- _REQUIRED ACTION_: Count how many lines of the material below have the word "Settings" and give only the number.

- _INPUT RECORDS_:
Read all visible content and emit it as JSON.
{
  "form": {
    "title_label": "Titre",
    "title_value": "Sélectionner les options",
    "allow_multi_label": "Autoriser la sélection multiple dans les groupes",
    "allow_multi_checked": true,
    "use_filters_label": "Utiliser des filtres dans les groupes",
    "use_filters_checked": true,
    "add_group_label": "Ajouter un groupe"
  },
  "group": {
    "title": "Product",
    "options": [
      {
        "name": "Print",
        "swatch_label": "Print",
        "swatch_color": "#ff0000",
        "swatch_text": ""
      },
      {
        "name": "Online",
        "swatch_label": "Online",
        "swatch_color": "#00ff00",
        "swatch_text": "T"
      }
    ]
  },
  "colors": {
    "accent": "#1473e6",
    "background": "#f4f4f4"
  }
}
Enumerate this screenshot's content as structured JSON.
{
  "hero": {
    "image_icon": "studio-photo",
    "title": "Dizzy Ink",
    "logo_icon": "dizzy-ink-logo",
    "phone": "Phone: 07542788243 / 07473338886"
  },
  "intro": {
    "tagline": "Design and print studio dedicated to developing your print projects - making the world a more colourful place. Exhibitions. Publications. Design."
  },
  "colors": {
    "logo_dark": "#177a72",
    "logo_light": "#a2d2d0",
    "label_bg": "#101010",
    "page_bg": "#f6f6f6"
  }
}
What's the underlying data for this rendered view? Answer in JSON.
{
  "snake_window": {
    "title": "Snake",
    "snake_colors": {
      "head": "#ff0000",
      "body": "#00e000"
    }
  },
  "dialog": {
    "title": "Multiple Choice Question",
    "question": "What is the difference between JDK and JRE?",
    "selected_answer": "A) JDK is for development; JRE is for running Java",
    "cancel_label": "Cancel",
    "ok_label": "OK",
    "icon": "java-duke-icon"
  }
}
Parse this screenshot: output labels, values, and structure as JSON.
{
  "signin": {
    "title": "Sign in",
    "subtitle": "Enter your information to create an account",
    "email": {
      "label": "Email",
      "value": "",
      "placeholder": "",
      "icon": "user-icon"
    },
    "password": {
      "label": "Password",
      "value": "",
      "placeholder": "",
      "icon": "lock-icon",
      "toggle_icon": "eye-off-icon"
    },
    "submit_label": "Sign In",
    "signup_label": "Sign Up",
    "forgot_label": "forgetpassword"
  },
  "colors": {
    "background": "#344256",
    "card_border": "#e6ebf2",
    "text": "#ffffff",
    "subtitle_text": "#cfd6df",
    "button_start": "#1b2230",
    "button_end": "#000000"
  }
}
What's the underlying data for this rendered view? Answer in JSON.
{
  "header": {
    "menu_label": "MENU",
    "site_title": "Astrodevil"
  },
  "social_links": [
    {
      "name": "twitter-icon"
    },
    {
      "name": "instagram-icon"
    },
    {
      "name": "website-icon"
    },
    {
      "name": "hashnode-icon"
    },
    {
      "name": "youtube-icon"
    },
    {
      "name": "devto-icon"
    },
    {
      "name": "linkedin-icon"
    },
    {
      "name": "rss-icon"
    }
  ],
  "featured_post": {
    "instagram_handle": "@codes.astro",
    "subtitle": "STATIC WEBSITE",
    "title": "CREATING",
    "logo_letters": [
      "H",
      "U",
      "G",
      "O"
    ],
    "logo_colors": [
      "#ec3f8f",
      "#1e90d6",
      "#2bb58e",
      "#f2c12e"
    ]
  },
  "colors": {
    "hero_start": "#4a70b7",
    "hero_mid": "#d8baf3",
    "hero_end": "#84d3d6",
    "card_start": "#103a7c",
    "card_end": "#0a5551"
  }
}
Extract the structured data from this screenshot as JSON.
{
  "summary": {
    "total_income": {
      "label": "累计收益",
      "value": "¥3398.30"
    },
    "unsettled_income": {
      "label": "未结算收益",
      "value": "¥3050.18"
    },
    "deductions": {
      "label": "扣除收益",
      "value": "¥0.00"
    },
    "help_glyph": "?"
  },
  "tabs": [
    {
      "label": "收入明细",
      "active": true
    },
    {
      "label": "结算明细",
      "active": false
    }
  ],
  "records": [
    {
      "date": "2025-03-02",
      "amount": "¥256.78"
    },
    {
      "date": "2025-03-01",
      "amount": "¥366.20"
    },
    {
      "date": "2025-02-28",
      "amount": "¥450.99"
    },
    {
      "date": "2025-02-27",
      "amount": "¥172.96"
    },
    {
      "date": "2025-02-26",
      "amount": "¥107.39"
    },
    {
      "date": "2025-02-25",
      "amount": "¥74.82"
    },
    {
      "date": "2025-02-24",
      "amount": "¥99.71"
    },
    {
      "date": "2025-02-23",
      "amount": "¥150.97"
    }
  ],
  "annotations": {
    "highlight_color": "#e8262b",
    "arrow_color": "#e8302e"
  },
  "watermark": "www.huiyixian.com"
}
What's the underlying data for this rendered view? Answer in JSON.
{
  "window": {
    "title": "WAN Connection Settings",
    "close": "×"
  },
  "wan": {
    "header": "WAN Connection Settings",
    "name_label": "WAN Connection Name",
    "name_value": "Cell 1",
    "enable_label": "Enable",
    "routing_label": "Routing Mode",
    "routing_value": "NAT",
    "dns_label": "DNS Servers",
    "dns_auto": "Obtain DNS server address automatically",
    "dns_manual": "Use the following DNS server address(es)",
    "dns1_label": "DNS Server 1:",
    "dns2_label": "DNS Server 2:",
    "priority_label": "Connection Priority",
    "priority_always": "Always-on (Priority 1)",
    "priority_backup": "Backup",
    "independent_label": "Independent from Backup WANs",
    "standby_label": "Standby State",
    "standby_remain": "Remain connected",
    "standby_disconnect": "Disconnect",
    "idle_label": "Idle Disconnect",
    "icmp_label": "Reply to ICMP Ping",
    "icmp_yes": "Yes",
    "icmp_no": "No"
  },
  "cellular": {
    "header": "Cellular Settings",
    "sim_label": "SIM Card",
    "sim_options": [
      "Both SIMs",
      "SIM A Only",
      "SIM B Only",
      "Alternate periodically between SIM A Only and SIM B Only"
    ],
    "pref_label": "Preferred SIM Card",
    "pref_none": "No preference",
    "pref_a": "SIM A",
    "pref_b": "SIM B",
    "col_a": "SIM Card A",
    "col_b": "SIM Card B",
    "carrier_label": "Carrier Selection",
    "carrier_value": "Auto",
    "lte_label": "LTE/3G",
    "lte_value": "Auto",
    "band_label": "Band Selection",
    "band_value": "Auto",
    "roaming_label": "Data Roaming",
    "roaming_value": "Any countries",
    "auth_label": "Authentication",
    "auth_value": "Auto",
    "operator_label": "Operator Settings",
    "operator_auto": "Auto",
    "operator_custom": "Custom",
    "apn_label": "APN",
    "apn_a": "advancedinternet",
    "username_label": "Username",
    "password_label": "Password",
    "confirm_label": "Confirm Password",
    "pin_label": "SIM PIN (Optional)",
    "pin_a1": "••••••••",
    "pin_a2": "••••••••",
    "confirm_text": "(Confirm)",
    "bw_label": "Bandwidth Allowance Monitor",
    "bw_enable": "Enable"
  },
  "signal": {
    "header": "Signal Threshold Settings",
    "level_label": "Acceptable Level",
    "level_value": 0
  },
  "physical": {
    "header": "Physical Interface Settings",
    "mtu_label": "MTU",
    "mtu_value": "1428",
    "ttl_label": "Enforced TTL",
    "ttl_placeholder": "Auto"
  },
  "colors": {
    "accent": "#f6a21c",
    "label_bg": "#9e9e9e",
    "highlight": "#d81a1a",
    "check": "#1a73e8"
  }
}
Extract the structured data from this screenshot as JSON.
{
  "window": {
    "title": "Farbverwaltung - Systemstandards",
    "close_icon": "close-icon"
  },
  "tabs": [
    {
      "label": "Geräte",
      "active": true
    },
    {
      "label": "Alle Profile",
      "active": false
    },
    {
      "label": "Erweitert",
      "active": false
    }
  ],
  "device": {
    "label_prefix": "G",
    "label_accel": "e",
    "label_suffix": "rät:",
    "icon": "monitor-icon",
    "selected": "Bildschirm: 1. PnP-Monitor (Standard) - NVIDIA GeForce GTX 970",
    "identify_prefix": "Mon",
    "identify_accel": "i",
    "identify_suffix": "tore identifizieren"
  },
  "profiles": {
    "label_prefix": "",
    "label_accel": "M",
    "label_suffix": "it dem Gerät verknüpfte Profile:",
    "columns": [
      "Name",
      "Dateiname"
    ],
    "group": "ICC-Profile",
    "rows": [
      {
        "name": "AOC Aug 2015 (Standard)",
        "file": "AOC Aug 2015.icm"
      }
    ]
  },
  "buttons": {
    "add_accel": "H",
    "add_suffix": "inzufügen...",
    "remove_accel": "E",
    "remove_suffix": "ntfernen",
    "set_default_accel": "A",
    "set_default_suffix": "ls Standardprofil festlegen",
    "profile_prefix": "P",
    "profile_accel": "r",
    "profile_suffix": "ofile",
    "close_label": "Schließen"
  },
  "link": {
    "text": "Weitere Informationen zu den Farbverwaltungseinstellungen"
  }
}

- _ANSWER TO THIS EXERCISE_: 6